“Productivity” is a confusing word, mainly because it is used in such diverse ways. Some use “productivity” as a substitute for “efficiency”, which is the ability to perform any task in the best way possible. One instance of this is the “two minute rule” made famous by David Allen, author of Getting Things Done. It states that if a task takes less than two minutes to complete it should be done at that very moment, not deferred. This non-deferral of simple tasks enhances productivity (efficiency) because the cost of doing that task immediately is less than the cost of deferring, remembering and managing its completion for an extended period of time.
Productivity can also involve “effectiveness”. Peter Drucker formulated this best when he observed that efficiency is doing things right, and effectiveness is doing the right things. Example: many articles and books on productivity for high level executives advise the executive to do only the important work, the work that the executive is uniquely suited to and that alone. The CEO makes six-zero decisions and leaves the single-zero decisions to someone else. Formulated another way, it doesn’t matter how well you do something if you’re doing the wrong thing.
Yet another way to interpret “productivity” revolves around the level at which the concept is applied. When we think of productivity, are we talking of the ability to perform a single task or the ability to manage multiple tasks? The former—which could be called singular or micro-productivity—has under its umbrella ideas like flow states, immersion, mise en place, tool selection and environment management. The latter—which could be called systemic or macro-productivity—has under its umbrella concepts like maker’s blocks, strong filters, information flows and management, planning, scheduling, goal setting, prioritisation and alignment, system slack and communication strategies.

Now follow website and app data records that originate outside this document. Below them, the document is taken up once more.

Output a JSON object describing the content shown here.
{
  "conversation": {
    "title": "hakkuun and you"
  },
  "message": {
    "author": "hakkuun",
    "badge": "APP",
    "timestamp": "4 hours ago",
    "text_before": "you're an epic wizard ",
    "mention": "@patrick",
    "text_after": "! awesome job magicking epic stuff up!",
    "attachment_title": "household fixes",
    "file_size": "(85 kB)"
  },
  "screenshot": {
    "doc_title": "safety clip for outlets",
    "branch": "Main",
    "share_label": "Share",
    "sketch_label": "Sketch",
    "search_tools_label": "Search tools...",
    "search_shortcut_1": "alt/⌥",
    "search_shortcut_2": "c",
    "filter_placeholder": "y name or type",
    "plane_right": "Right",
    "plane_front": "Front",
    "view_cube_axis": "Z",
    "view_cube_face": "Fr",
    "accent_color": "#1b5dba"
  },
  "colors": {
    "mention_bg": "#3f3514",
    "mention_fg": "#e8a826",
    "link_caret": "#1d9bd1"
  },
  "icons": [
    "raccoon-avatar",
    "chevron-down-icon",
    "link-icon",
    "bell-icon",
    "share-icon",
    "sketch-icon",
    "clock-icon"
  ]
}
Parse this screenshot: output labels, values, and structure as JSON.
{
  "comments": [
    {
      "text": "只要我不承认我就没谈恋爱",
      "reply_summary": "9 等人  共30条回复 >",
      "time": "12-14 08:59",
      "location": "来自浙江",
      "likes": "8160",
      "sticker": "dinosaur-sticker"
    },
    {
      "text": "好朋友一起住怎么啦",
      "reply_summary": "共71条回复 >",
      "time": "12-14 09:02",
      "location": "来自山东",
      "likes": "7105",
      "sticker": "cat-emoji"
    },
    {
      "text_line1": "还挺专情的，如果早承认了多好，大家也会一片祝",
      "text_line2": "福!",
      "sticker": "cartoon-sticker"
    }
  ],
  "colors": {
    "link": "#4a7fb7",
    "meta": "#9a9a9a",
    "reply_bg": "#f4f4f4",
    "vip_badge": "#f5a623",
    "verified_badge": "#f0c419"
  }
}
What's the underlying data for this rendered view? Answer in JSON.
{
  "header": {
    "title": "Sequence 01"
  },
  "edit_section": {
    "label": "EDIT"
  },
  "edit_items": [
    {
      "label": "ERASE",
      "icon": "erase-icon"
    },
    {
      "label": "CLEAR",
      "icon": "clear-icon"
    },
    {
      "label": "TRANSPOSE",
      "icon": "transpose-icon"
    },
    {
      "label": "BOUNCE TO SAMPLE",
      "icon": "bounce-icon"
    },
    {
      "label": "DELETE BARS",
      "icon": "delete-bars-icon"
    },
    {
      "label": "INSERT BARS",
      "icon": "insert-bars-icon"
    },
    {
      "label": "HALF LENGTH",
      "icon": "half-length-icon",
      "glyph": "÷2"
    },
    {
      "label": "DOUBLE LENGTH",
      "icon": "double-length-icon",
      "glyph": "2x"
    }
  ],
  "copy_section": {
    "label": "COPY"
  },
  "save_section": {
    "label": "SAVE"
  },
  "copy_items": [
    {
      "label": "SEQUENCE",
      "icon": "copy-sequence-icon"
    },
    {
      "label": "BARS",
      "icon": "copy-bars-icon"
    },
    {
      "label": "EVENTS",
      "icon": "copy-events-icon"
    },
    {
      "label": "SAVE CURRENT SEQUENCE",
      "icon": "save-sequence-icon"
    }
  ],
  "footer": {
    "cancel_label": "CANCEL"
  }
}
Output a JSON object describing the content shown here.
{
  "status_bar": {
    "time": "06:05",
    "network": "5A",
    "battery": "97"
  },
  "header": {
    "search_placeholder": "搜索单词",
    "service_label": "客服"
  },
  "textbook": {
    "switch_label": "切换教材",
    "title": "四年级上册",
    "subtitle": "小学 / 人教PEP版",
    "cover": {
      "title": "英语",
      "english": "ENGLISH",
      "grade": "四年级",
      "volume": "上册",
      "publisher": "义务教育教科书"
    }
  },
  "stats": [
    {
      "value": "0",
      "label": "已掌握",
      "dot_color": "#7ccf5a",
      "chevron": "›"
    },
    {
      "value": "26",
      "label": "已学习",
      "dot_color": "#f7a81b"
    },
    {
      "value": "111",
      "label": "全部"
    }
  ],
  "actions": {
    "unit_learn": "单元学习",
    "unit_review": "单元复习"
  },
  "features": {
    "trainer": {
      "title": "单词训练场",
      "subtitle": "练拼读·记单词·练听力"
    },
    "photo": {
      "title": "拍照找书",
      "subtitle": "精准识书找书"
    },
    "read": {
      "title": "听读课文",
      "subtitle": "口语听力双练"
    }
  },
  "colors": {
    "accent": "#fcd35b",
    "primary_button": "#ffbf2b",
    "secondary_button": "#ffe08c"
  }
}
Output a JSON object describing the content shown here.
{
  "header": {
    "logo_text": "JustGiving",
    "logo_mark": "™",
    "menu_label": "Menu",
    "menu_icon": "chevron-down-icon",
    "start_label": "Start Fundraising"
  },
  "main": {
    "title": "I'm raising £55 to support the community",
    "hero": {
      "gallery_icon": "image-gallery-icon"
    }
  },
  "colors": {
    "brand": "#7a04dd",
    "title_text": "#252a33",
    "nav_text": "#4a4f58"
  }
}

That’s just four ways to interpret “productivity”; as efficiency, as effectiveness, referring to the micro, or referring to the macro. There are more. Yet, multiplicity of meanings concerns not only “productivity”, but everything we think of, learn about, and discuss. For if we do not come to terms before engaging in argument—with ourselves or others—we can never reach conclusions. Or rather, we can, but those conclusions will be clumsy, unsustainable, likely wrong, and in need of an imminent revision.